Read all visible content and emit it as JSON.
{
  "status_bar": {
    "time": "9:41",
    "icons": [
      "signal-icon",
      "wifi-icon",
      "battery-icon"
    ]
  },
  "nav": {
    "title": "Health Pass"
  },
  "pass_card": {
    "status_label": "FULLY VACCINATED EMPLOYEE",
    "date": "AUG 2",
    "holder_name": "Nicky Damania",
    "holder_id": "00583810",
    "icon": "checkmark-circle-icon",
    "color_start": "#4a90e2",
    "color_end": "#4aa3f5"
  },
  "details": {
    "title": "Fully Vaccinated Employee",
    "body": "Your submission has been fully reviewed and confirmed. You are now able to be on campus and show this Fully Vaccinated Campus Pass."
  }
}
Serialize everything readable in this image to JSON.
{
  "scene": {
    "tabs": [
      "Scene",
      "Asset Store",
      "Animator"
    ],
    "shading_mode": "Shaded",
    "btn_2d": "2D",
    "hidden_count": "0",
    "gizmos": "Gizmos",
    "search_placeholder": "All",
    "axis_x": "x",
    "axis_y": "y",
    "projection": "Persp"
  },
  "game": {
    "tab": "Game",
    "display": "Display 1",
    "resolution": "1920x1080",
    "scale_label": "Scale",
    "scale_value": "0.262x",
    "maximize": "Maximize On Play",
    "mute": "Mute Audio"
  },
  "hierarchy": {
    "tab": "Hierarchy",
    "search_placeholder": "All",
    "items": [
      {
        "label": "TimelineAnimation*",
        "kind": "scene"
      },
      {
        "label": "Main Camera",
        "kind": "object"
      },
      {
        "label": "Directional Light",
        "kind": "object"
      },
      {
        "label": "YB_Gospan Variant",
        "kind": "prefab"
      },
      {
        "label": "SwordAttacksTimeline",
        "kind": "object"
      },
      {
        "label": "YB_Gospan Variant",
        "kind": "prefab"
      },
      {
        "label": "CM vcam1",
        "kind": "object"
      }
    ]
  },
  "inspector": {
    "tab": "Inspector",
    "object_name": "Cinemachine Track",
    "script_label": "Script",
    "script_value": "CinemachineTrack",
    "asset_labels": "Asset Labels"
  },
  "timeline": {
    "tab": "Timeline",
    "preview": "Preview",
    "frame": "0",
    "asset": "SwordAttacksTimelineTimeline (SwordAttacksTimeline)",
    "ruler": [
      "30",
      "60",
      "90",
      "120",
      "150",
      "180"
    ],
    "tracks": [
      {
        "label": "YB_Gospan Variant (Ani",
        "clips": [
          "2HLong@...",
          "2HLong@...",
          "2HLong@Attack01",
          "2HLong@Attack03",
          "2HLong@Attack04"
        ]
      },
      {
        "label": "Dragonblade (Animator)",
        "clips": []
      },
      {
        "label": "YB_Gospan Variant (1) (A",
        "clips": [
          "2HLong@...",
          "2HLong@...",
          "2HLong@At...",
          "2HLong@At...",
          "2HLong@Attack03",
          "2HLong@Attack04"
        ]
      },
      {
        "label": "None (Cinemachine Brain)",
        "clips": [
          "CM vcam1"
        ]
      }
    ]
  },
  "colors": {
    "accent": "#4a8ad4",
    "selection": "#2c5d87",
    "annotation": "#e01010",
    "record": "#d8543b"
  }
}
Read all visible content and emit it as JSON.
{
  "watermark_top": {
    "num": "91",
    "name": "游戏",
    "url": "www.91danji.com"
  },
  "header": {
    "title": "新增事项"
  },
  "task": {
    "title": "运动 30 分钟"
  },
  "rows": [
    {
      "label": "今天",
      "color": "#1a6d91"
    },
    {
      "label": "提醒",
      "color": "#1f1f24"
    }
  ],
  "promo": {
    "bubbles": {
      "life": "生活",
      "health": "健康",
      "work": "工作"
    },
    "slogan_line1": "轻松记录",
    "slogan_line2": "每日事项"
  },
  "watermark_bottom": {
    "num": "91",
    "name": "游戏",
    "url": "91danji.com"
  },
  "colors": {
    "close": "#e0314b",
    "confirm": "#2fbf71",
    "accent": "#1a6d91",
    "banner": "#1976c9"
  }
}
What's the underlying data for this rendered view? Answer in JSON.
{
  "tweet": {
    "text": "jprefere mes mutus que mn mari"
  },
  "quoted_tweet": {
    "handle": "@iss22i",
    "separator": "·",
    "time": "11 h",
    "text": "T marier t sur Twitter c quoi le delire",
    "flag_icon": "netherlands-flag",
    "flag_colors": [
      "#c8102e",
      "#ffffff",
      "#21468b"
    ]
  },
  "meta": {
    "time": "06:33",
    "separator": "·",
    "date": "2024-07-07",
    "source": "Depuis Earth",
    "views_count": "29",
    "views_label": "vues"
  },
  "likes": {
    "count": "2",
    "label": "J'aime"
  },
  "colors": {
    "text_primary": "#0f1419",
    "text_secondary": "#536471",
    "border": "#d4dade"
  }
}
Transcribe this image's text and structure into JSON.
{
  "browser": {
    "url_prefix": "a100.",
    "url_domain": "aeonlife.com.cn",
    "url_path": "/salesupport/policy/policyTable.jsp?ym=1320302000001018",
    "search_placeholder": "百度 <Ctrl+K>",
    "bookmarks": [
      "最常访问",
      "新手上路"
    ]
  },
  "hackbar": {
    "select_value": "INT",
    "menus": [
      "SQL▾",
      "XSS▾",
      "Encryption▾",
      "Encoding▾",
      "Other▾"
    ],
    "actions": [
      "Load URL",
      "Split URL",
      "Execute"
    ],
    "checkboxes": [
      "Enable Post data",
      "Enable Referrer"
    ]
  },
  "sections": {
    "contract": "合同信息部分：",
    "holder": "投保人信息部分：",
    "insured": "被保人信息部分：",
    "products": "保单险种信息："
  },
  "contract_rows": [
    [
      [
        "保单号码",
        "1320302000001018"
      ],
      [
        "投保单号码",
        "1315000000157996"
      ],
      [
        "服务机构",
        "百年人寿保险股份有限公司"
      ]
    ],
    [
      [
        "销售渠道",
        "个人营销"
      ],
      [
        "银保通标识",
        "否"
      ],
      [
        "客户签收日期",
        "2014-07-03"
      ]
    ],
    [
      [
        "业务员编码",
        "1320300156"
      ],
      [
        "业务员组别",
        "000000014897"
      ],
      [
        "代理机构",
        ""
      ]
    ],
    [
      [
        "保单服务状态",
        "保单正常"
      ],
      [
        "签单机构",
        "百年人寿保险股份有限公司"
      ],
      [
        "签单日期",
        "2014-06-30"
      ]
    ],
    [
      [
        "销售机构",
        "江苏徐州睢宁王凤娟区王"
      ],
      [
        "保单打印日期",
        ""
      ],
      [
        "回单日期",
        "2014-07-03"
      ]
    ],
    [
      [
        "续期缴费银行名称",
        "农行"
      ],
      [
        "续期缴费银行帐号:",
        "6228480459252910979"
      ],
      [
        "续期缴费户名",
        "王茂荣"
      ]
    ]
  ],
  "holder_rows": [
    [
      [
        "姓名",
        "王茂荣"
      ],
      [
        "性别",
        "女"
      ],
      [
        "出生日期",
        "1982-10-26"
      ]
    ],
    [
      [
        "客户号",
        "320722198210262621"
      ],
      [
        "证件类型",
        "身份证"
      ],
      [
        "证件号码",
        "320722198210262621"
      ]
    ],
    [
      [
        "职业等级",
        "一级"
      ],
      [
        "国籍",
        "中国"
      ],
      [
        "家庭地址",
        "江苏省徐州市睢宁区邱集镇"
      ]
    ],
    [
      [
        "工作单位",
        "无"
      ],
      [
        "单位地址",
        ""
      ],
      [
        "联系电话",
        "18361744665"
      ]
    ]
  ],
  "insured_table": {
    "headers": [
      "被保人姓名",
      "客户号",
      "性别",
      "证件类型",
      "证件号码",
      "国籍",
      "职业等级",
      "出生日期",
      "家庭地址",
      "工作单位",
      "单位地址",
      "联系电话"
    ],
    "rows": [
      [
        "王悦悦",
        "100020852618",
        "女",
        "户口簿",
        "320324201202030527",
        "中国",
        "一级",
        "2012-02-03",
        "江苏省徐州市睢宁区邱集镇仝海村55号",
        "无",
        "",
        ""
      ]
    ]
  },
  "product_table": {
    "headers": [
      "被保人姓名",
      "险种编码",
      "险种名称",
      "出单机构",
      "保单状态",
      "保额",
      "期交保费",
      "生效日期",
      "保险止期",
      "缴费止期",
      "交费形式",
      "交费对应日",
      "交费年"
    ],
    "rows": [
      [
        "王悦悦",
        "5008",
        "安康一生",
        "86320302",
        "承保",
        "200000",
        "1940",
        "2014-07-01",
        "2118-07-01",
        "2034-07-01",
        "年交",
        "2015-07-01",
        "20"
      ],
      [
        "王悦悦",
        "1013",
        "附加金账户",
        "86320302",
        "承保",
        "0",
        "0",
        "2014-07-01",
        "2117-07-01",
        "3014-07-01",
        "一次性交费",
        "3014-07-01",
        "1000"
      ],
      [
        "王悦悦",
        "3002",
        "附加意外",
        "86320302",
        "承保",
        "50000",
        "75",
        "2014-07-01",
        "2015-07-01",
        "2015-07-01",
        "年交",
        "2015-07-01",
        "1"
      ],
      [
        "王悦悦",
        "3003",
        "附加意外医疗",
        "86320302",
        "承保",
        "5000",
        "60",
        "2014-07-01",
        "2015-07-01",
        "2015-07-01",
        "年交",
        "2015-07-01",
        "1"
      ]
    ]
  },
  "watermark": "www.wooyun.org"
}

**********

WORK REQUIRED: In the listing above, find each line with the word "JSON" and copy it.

REPLY TO THE TASK:
Read all visible content and emit it as JSON.
Serialize everything readable in this image to JSON.
Read all visible content and emit it as JSON.
What's the underlying data for this rendered view? Answer in JSON.
Transcribe this image's text and structure into JSON.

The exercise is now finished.